The High Court has refused to continue a privacy injunction won by Environment Secretary Caroline Spelman's teenage son Jonathan.
But the order continues until at least 4pm next Friday to give 17-year-old Mr Spelman, who is suing through his mother and father Mark, an opportunity to ask the Court of Appeal for permission to challenge Mr Justice Tugendhat's ruling.
Mr Spelman was granted the order preventing the publication of sensitive personal information in the Daily Star Sunday by Mr Justice Lindblom at a private hearing earlier this month.

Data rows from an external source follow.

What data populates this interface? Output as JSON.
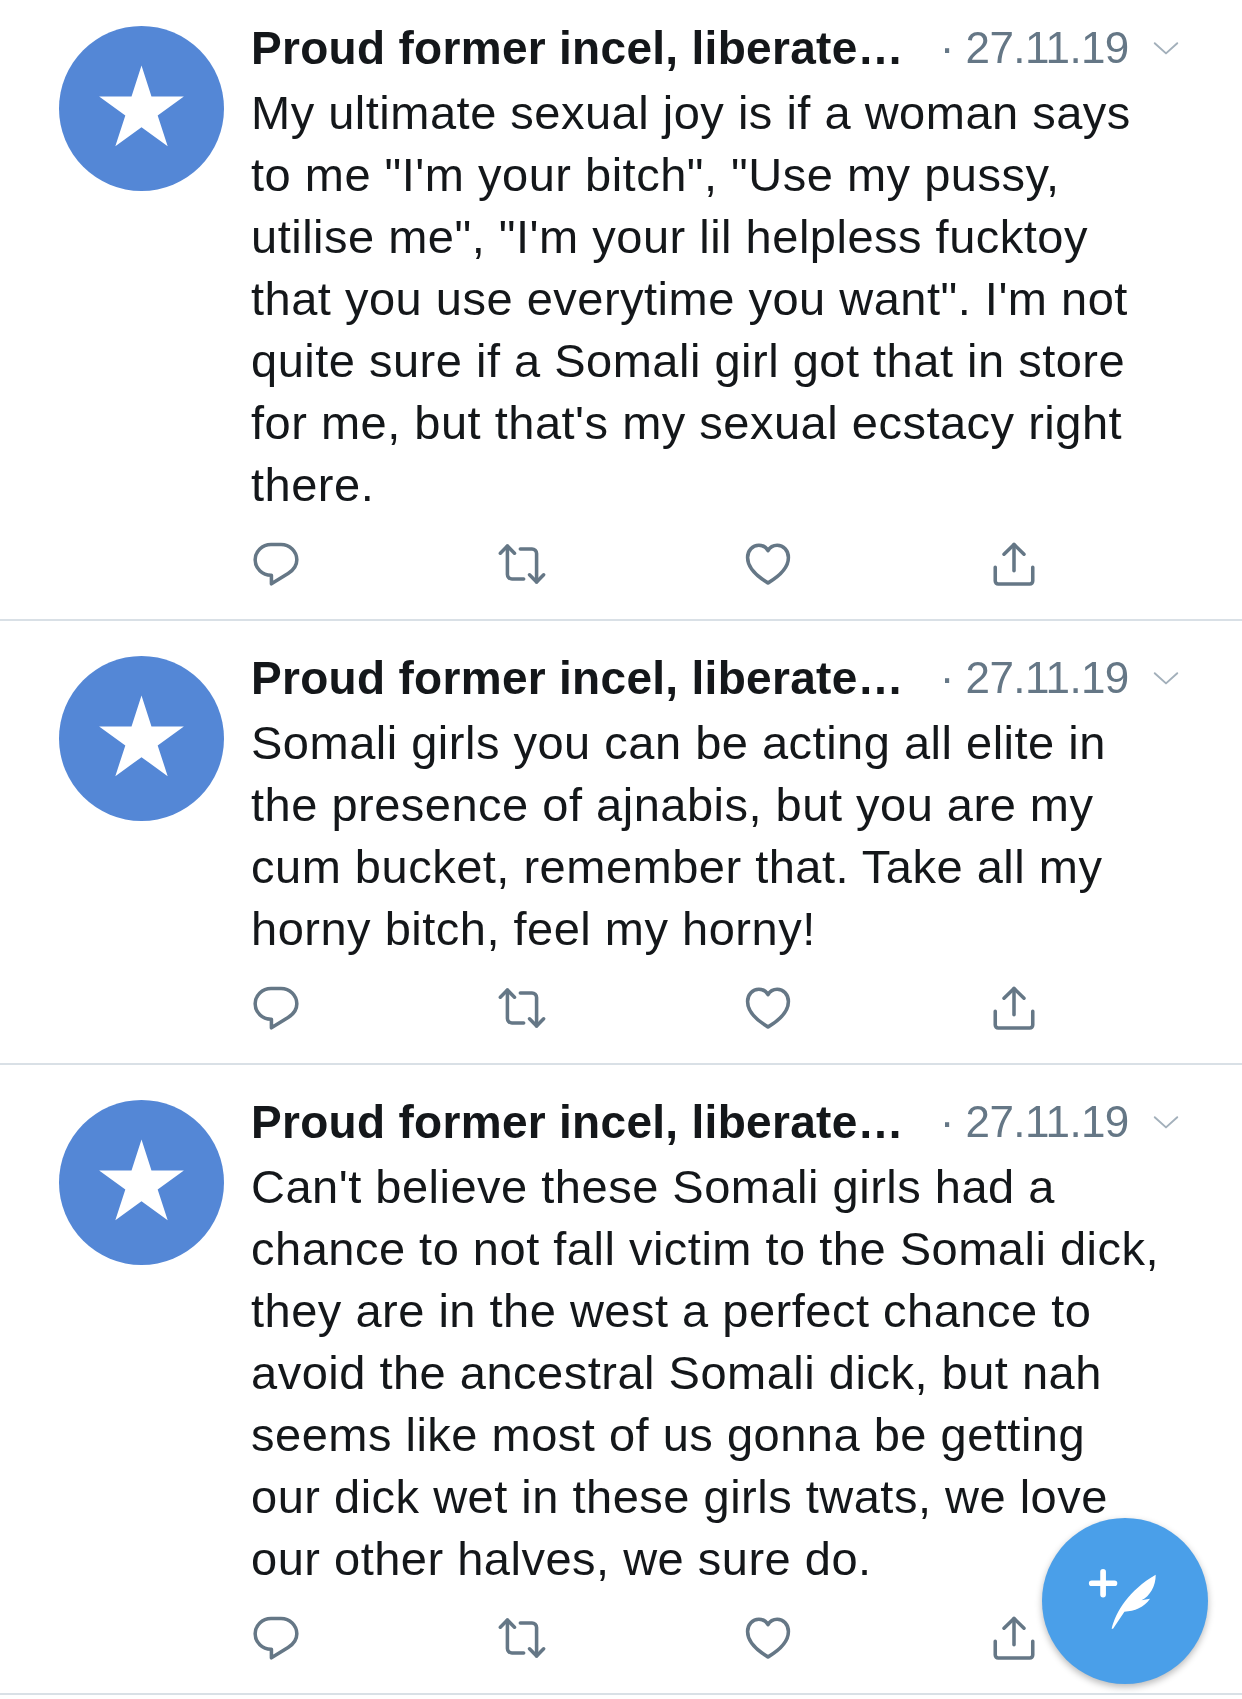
{
  "tweets": [
    {
      "author": "Proud former incel, liberate…",
      "date": "· 27.11.19",
      "text": "My ultimate sexual joy is if a woman says to me \"I'm your bitch\", \"Use my pussy, utilise me\", \"I'm your lil helpless fucktoy that you use everytime you want\". I'm not quite sure if a Somali girl got that in store for me, but that's my sexual ecstacy right there."
    },
    {
      "author": "Proud former incel, liberate…",
      "date": "· 27.11.19",
      "text": "Somali girls you can be acting all elite in the presence of ajnabis, but you are my cum bucket, remember that. Take all my horny bitch, feel my horny!"
    },
    {
      "author": "Proud former incel, liberate…",
      "date": "· 27.11.19",
      "text": "Can't believe these Somali girls had a chance to not fall victim to the Somali dick, they are in the west a perfect chance to avoid the ancestral Somali dick, but nah seems like most of us gonna be getting our dick wet in these girls twats, we love our other halves, we sure do."
    }
  ]
}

The judge said the information, which was leaked to the newspaper, attracted a reasonable expectation of privacy and publication would not advance the public interest. But Mr Justice Tugendhat concluded that it was "not necessary or proportionate" to continue the injunction.
In his ruling, Mr Justice Tugendhat said that his decision not to continue the injunction until any trial - which would not be before May - was not a "licence" to Express Newspapers or anyone else to publish whatever they chose, or indeed anything at all.
He said: "It is simply a decision not to grant an injunction. If the defendant or anyone else does disclose private information about the claimant, then such disclosure may be the subject of a claim for damages, which may, in an appropriate case, include aggravated damages."
Contesting the injunction application, Christina Michalos, counsel for Express Newspapers, had said that the case was about "freedom of expression in its purest sense" and the court should not muzzle the "watchdog function of the press".
Mr Justice Tugendhat said Jonathan Spelman played rugby for England in the under-16 and other squads and for Harlequins, but had not played since being injured in a game last September.
He said the newspaper had not told the court what information it intended to disclose, but stated in its evidence that its story highlighted "the pressures on elite athletes from the very beginning of their sporting careers" and the facts of Mr Spelman's story "act as a warning".
The newspaper said the tip-off came from a member of the public unconnected to the Rugby Football Union, Mr Spelman's boarding school or Harlequins and it was not a breach of confidence or sourced from his "inside circle".